Carbon dating methods accurate
The rejection of the validity of fossils and of dating by religious fundamentalists creates a problem for them: Fossil sequences were recognized and established in their broad outlines long before Charles Darwin had even thought of evolution.
Early geologists, in the 1700s and 1800s, noticed how fossils seemed to occur in sequences: certain assemblages of fossils were always found below other assemblages. Since 1859, paleontologists, or fossil experts, have searched the world for fossils.
Darwin and his contemporaries could never have imagined the improvements in resolution of stratigraphy that have come since 1859, nor guessed what fossils were to be found in the southern continents, nor predicted the huge increase in the number of amateur and professional paleontologists worldwide.
Radiocarbon dating is one of the best known archaeological dating techniques available to scientists, and the many people in the general public have at least heard of it.

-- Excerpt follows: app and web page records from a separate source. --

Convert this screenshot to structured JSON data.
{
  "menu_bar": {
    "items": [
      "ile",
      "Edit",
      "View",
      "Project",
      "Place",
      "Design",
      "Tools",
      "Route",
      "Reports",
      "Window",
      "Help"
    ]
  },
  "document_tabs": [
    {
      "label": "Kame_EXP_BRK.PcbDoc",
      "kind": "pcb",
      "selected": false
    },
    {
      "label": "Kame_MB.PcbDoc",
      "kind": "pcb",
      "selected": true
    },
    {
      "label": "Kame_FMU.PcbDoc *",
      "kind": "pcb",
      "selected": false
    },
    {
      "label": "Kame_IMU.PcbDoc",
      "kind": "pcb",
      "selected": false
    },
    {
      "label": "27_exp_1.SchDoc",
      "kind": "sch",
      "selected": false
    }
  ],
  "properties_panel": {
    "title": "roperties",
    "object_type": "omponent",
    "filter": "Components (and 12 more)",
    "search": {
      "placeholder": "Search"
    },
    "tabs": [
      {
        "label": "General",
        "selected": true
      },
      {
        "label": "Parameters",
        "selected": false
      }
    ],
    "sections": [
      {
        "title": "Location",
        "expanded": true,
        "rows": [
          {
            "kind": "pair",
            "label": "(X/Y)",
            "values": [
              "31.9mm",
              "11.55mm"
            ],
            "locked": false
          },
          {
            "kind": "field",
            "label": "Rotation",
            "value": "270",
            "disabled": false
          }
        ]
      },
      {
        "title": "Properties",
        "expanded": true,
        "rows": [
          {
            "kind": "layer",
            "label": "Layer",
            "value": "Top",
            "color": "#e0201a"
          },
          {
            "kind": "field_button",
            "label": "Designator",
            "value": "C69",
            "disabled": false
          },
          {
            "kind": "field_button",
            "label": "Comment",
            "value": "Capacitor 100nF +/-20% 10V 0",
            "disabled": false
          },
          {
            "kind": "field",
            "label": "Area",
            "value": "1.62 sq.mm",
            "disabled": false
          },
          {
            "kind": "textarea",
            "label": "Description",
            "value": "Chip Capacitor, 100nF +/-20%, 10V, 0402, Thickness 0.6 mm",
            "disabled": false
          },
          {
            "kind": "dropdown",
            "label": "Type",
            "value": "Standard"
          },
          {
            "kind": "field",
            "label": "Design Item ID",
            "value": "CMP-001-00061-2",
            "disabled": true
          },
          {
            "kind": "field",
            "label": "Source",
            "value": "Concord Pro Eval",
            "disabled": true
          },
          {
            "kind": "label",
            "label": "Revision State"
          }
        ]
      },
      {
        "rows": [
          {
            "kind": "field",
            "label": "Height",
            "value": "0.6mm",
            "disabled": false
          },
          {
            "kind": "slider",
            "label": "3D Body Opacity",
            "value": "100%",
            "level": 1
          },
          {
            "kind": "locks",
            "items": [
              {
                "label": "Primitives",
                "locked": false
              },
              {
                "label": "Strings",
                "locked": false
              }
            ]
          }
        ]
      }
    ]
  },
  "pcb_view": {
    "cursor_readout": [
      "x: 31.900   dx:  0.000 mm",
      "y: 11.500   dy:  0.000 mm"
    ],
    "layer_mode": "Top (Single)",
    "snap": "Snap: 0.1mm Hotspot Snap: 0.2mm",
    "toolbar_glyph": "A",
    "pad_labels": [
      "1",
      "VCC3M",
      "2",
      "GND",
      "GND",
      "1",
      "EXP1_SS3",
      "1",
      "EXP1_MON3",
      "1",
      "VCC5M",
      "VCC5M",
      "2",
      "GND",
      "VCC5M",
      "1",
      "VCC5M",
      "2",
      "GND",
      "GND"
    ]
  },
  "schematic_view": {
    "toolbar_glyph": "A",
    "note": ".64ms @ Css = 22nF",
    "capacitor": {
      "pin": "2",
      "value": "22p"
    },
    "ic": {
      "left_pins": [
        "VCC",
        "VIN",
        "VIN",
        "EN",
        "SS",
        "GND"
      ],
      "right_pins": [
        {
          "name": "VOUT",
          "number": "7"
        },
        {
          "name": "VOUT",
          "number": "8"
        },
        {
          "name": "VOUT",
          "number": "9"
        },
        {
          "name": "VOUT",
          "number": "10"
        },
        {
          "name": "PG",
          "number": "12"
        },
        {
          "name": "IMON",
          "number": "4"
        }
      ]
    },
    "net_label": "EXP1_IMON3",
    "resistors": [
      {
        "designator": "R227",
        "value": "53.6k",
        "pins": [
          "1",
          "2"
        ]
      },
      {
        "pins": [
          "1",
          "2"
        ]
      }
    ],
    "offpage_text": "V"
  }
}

In the past 150 years they have not found any fossils that Darwin would not have expected.
New discoveries have filled in the gaps, and shown us in unimaginable detail the shape of the great ‘tree of life’.
For object over 4,000 years old the method becomes very unreliable for the following reason: Objects older then 4,000 years run into a problem in that there are few if any known artifacts to be used as the standard.
Libby, the discoverer of the C14 dating method, was very disappointed with this problem.
Paleontologists still commonly use biostratigraphy to date fossils, often in combination with paleomagnetism and tephrochronology.
But the "Curve of the Knowns" was, as far as I know, the first convincing demonstration that the method was fundamentally sound.
When it comes to determining the age of stuff scientists dig out of the ground, whether fossil or artifact, “there are good dates and bad dates and ugly dates,” says paleoanthropologist John Shea of Stony Brook University.
These skeptics do not provide scientific evidence for their views.
Current understanding of the history of life is probably close to the truth because it is based on repeated and careful testing and consideration of data.
Methods fall into one of two categories: relative or absolute.